### Work task:
Give every line from the entries that contains "JSON".

### Data for processing:
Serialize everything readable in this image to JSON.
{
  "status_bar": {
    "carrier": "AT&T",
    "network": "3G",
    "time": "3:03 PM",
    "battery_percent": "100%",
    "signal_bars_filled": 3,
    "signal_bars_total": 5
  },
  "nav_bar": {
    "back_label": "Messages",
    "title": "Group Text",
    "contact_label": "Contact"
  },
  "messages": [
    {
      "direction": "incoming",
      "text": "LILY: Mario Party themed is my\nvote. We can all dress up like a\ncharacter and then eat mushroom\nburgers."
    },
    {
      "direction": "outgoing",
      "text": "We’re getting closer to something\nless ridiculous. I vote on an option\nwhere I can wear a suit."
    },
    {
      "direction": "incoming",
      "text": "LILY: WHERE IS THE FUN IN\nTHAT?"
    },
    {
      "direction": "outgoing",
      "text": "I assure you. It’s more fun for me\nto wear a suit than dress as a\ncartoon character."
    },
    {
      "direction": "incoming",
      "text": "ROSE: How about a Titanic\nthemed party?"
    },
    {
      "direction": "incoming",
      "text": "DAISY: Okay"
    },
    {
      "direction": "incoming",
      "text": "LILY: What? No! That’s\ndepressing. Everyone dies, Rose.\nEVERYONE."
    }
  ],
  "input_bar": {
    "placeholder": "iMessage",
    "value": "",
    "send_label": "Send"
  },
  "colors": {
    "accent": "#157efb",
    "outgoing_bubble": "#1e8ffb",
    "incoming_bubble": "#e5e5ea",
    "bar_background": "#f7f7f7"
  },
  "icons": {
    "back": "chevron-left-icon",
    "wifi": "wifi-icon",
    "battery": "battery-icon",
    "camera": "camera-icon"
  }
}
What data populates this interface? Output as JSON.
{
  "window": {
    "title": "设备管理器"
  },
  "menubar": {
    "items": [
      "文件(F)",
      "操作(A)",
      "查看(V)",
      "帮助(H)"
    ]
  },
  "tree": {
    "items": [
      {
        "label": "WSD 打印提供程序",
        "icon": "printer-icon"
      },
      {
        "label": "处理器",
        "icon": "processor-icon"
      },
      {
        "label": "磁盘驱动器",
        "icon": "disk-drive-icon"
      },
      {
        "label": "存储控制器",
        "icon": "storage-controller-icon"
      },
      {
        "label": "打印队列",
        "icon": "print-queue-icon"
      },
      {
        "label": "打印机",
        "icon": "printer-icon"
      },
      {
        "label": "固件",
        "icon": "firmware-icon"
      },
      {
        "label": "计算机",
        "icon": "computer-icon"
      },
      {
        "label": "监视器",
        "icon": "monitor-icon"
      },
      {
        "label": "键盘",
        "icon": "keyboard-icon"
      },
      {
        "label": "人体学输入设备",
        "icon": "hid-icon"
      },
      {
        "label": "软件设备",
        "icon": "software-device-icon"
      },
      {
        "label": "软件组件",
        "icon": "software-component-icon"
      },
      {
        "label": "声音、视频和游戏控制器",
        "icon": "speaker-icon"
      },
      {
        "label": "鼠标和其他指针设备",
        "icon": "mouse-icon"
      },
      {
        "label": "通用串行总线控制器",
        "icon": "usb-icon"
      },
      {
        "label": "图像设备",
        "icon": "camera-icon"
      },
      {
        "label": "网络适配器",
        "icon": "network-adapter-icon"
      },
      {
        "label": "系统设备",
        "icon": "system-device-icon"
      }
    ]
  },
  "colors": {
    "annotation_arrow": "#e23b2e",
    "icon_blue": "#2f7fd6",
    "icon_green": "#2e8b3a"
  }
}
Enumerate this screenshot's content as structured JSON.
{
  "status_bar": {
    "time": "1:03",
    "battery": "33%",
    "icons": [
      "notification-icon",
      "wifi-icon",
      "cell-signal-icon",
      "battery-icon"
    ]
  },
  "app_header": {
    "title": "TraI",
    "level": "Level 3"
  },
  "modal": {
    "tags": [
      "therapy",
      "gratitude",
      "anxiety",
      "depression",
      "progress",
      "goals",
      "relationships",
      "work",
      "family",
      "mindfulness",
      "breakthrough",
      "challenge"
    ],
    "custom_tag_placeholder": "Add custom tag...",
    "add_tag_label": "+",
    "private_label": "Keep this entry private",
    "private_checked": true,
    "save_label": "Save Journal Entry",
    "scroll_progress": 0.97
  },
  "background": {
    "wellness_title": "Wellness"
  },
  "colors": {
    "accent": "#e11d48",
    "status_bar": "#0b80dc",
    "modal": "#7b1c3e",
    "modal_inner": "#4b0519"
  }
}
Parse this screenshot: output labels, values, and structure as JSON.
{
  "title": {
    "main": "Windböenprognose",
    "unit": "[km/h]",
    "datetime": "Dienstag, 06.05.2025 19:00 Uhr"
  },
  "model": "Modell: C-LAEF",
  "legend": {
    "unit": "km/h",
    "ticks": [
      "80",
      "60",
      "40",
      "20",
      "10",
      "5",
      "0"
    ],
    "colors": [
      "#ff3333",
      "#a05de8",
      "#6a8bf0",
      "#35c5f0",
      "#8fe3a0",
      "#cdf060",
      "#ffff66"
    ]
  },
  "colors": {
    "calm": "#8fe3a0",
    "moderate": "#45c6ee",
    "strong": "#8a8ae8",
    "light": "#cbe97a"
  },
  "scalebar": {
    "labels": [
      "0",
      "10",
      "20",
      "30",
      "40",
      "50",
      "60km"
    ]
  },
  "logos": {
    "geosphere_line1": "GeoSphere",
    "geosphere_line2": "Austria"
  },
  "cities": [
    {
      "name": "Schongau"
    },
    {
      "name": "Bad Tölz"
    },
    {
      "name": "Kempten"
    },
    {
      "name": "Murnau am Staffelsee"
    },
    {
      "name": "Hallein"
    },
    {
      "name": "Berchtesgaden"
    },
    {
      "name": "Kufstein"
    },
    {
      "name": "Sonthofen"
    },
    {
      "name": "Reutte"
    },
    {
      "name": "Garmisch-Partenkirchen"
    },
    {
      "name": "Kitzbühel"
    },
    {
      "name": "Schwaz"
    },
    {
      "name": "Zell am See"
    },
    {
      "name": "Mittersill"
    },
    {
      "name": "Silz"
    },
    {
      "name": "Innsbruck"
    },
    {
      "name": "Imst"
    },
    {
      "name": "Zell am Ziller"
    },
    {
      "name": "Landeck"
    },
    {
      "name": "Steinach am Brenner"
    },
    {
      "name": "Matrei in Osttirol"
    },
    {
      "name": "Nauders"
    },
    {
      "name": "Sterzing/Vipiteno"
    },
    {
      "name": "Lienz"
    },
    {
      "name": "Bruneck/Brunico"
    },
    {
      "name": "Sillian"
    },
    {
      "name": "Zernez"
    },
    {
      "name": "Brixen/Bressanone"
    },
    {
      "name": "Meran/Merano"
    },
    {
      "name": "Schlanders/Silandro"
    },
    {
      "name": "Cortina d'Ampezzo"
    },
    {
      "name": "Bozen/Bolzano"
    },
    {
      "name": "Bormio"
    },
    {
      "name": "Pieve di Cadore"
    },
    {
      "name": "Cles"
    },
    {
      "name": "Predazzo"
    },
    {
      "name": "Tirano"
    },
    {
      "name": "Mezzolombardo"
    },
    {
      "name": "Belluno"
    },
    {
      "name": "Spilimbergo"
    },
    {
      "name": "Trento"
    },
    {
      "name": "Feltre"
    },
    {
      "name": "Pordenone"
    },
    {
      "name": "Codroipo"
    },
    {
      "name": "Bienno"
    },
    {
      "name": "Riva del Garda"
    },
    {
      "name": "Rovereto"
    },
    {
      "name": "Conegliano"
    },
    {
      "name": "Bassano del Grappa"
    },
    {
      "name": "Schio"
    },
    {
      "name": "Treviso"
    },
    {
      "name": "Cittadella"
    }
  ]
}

### Solution:
Serialize everything readable in this image to JSON.
What data populates this interface? Output as JSON.
Enumerate this screenshot's content as structured JSON.
Parse this screenshot: output labels, values, and structure as JSON.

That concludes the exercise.